So at least I recommend that you go to YouTube and watch Crash Course Neurology.
So, this is all. You can find my project on GitHub. From there you can download it, read the instructions and play a little. If you have any questions, you can ask me now, or find me on Wire. Thank you.
Artificial Neural Networks in Akka - Scalar presentation
Artificial Neural Networks in Akka
● A few words about neurons
● Similarities to Akka actors
● How to model a neuron with Akka
● Building blocks of a neuron network
● An example:
the S.O.S. signal recognition
● Approximately 900,000 neurons in total
● Mostly hardwired
● Work on unreliable, insufficient data
● Still able to do amazing feats
Basic info about actual neurons
● An axon
● Electrical and ...
● … electro-chemical
Reactive and asynchronous
● No external supervisor
● Only reacting to stimuli
● No bigger picture
(a.k.a. what other neurons?)
Dealing with noise
Input Output Input Output
1,0,0,0,1,0,0,0,1,0,0,0 … → s 1,1,0,0,1,1,0,0,1,1,0,0 --- → o
1,0,0,0,1,0,0,0,1,0,0,1 … → s 1,1,0,0,1,1,0,0,1,0,1,0 --- → o
1,0,0,0,1,0,0,1,1,0,0,0 ..- 1,1,0,0,1,0,1,0,1,1,0,0 --- → o
1,0,0,1,1,0,0,0,1,0,0,0 .-. 1,0,1,0,1,1,0,0,1,1,0,0 --- → o
1,0,0,0,1,0,0,0,0,1,0,0 … → s 1,1,0,0,1,1,0,0,1,0,1,1 ---. → o
1,0,0,0,0,1,0,0,1,0,0,0 .. 1,1,0,0,1,0,1,1,1,1,0,0 ---. → o
0,1,0,0,1,0,0,0,1,0,0,0 .- 1,0,1,1,1,1,0,0,1,1,0,0 --.- → o
1,0,0,0,1,0,0,0,0,0,1,0 … → s 1,1,0,0,1,1,0,0,1,1,1,0 ---. → o
1,0,0,0,0,0,1,0,1,0,0,0 .- 1,1,0,0,1,1,1,0,1,1,0,0 ---. → o
0,0,1,0,1,0,0,0,1,0,0,0 -. 1,1,1,0,1,1,0,0,1,1,0,0 --.- → o
1,0,0,0,1,0,0,0,0,0,0,1 … → s 1,1,0,0,1,1,0,0,1,1,1,1 ---- → o
1,0,0,0,0,0,0,1,1,0,0,0 .- 1,1,0,0,1,1,1,1,1,1,0,0 ---- → o
0,0,0,1,1,0,0,0,1,0,0,0 -. 1,1,1,1,1,1,0,0,1,1,0,0 ---- → o
What have we learned (if anything)
● Considerable similarities between Akka actors

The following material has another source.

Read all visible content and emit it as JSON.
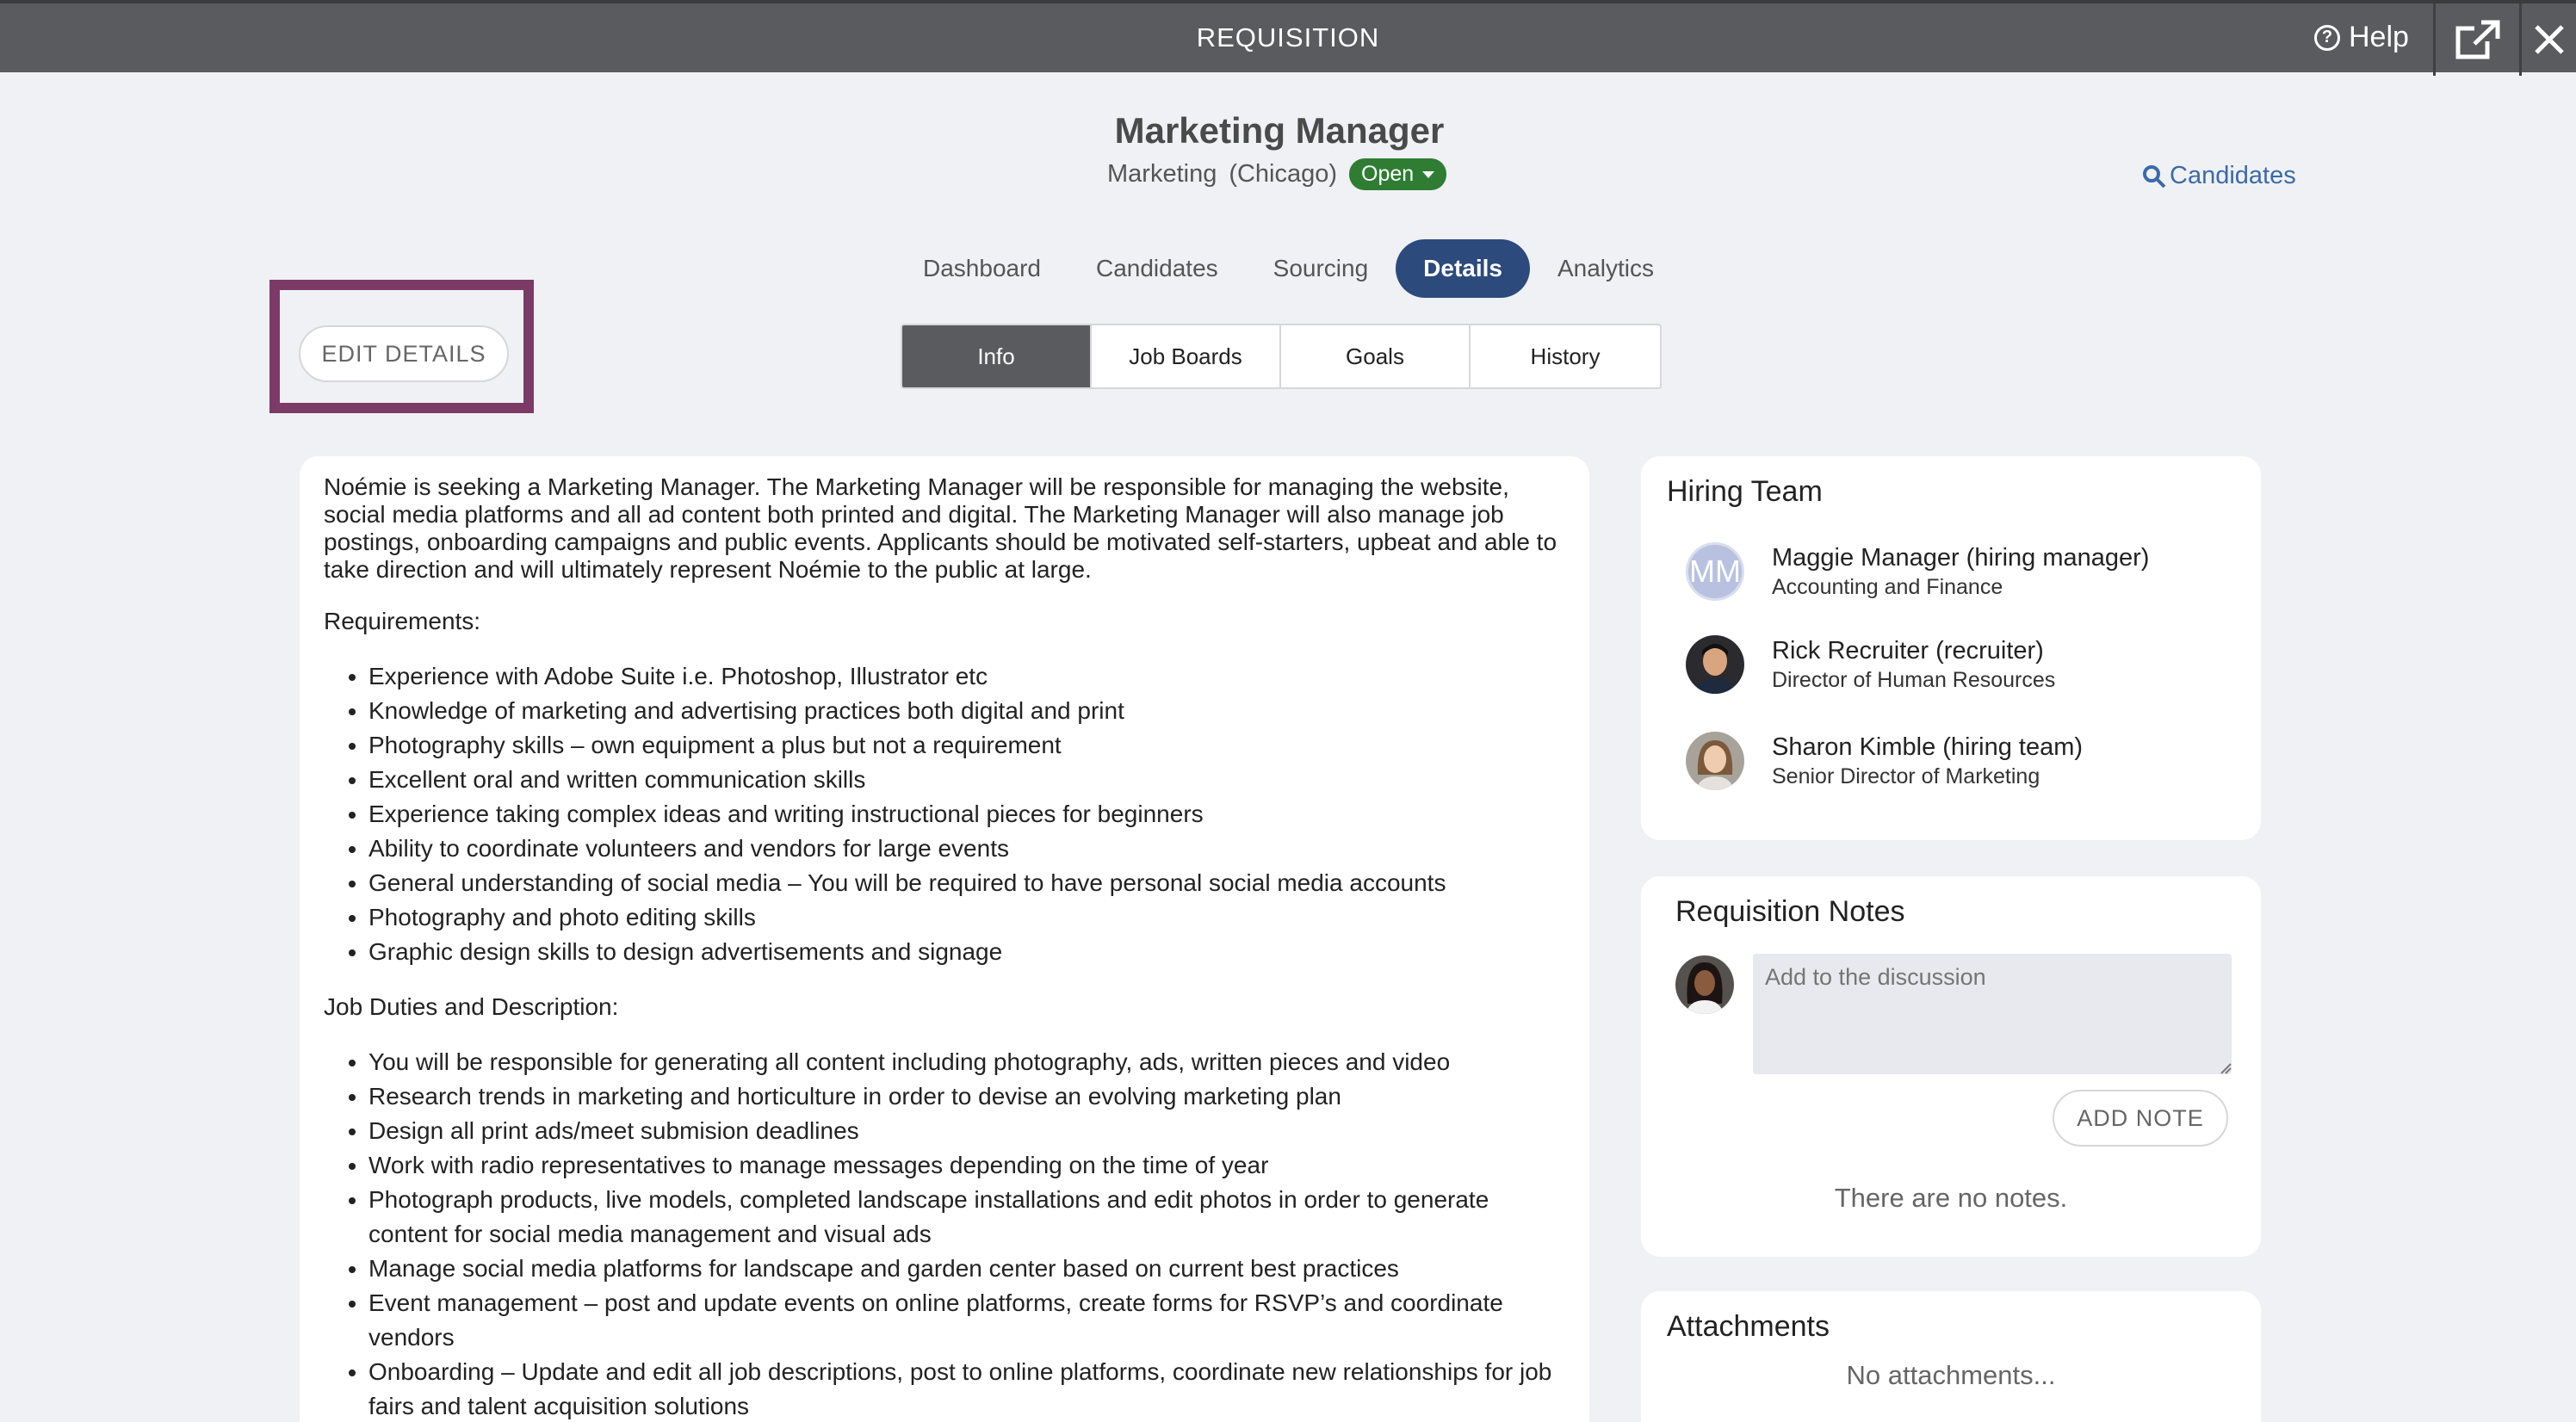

and neurons, not inspired in any way
● Time gaps as information
● Distribution: a key to intelligence?
Where to search for more
● Akka: http://doc.akka.io/docs/akka/2.4/scala.html
● Neurobiology: “The Astonishing Hypothesis: The
scientific search for the soul”, Francis Crick (1994)
● My own three eurocents: “Artificial Neural Networks in
Akka”, Maciej Gorywoda, Scribd and Academia.edu